|
|
The Shawnee News-Star
  • Dead Nettle

  • Plant brightens shady areas.
    • email print
  • If you are looking for a ground cover to brighten a shady area, you might consider Lamium, a plant that carries an unfortunate common name, Dead Nettle. I have grown this plant on the east side of my house next to ajuga and in front of a sprawling Blue Rug Juniper.
     
    Two years ago when we were having extreme drought, I let it get too dry and lost my perennial plant. I bought another last summer and it did well into the fall. When cold weather became intense it sort of disappeared and this spring it has come back with a spurt of growth. The recommended environment is full or part shade, planted in well drained, evenly moist soil.

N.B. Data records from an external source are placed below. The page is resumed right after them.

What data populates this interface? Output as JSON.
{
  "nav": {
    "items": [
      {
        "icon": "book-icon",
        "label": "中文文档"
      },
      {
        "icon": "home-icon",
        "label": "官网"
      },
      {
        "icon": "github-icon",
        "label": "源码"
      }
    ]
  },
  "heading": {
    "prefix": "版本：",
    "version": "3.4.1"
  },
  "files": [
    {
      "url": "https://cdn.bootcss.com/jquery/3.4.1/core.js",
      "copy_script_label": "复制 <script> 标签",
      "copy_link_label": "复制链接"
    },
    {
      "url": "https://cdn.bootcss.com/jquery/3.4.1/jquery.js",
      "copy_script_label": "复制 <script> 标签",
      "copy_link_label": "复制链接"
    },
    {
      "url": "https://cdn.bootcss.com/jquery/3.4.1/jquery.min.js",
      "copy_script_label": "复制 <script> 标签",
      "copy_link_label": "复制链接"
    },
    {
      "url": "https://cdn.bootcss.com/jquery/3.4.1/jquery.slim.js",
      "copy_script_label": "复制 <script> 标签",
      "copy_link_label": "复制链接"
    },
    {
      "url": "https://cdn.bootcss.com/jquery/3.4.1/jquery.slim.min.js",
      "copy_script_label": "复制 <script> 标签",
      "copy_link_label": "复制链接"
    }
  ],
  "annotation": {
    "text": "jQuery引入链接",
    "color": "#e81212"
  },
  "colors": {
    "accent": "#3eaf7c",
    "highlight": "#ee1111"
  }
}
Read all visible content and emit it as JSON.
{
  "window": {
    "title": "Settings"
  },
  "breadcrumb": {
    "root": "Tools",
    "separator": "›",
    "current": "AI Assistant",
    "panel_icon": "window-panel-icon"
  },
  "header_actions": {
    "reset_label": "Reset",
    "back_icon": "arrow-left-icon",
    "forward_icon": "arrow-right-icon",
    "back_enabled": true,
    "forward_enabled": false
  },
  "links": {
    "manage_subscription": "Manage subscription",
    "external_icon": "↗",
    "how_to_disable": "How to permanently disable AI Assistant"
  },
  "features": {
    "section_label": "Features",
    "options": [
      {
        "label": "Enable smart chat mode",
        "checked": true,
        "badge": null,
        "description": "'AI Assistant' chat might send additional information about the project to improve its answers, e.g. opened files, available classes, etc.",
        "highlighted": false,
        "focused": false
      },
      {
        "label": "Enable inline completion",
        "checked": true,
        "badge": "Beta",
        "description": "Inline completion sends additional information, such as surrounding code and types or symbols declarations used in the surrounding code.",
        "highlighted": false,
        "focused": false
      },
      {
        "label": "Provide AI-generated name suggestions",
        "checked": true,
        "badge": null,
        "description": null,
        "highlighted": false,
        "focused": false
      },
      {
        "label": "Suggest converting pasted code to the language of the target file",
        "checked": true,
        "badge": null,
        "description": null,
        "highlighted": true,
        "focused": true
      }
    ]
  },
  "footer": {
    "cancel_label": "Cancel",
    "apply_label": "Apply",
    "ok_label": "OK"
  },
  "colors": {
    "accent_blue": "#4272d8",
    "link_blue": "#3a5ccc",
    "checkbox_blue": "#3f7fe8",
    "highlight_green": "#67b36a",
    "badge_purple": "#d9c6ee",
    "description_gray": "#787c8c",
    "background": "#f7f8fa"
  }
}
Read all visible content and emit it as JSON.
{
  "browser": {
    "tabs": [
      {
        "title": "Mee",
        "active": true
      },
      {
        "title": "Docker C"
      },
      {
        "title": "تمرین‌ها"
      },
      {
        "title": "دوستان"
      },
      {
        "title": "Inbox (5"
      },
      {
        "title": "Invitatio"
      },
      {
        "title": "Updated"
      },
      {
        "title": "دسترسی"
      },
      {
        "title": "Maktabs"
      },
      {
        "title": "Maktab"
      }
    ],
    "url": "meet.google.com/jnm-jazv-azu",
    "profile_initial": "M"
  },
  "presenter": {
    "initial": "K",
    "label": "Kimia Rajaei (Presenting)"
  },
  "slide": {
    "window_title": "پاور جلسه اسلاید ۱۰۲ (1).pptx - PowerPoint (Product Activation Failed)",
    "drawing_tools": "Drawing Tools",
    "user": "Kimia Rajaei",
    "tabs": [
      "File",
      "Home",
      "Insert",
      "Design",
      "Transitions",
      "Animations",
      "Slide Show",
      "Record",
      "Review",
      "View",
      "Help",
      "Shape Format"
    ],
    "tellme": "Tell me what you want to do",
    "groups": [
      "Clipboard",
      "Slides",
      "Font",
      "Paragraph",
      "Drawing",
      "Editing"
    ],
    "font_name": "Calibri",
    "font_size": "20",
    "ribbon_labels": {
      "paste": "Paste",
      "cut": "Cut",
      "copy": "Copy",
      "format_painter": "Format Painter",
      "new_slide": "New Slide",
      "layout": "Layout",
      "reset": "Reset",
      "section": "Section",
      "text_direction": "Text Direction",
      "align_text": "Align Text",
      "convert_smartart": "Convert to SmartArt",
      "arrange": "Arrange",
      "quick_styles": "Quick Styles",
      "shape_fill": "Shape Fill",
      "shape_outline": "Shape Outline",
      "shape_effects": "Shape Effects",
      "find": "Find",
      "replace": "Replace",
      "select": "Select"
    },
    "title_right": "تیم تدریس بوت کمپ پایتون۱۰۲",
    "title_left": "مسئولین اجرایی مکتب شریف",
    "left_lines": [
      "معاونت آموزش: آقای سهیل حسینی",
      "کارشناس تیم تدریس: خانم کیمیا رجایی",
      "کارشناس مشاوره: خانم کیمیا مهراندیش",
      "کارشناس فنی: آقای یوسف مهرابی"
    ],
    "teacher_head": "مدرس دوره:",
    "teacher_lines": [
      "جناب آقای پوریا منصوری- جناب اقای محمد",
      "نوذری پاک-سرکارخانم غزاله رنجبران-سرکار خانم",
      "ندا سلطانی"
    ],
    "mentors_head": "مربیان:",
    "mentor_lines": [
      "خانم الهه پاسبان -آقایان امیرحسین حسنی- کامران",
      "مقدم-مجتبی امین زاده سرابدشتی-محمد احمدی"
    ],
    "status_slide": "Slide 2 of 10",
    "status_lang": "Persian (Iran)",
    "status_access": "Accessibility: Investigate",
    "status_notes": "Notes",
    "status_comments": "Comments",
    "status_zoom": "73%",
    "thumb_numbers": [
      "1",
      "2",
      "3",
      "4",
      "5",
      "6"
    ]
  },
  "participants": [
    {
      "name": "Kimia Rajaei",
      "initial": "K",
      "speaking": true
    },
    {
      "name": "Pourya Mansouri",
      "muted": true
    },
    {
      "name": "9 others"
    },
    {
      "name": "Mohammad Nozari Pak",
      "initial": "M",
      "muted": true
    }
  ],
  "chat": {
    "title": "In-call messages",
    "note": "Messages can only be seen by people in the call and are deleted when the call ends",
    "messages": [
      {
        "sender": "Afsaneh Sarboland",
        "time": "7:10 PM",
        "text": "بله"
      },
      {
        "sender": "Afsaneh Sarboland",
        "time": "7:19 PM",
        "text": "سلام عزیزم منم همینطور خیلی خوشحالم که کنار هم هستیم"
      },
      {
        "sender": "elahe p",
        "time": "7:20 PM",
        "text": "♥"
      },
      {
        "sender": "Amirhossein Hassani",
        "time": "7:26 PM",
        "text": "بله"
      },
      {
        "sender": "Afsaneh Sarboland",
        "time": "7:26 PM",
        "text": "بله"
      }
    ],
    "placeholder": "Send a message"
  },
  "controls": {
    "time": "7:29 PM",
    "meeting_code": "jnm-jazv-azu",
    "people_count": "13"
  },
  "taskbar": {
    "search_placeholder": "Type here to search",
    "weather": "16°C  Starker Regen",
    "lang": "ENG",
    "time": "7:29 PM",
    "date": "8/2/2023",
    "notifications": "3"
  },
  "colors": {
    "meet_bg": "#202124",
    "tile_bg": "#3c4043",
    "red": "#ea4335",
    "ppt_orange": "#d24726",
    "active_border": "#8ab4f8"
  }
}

Amending the soil with peat or other moisture retaining additives will help get the plant established.
     
    This superb performance enticed me to purchase additional plants for the south side of my house under a large yaupon holly bush that is pruned like a small tree and shades the center portion of a south facing bed. Another possible location could be to plant it in a hanging basket in a shady area. In addition to being attractive during the day, the light colored leaves are especially attention getting as dusk begins to fall.
     
    Lamium maculatum is the horticultural name. Under normal circumstances the plant will grow to around 6 inches high and will spread between 12 and 24 inches in diameter. The plant in the photograph is pushing its 24 inch maximum size. The leaves are heart shaped and have silver and white overtones on a green background. In the spring there are insignificant blooms which may be pink, white, or yellow, depending on the cultivar.
     
    ‘Silver Beacon’ is a popular variety with pink flowers. Another is ‘White Nancy’ which is similar to ‘Silver Beacon’ but has white flowers. Two other choices with pink flowers are ‘Chequers’ and ‘Pink Pewter’.
     
    Companion plants in addition to ajuga could be hosta, mondo grass, and various perennials such as ferns. It would look nice adjacent to a shade loving holly shrub.
     
     
      • calendar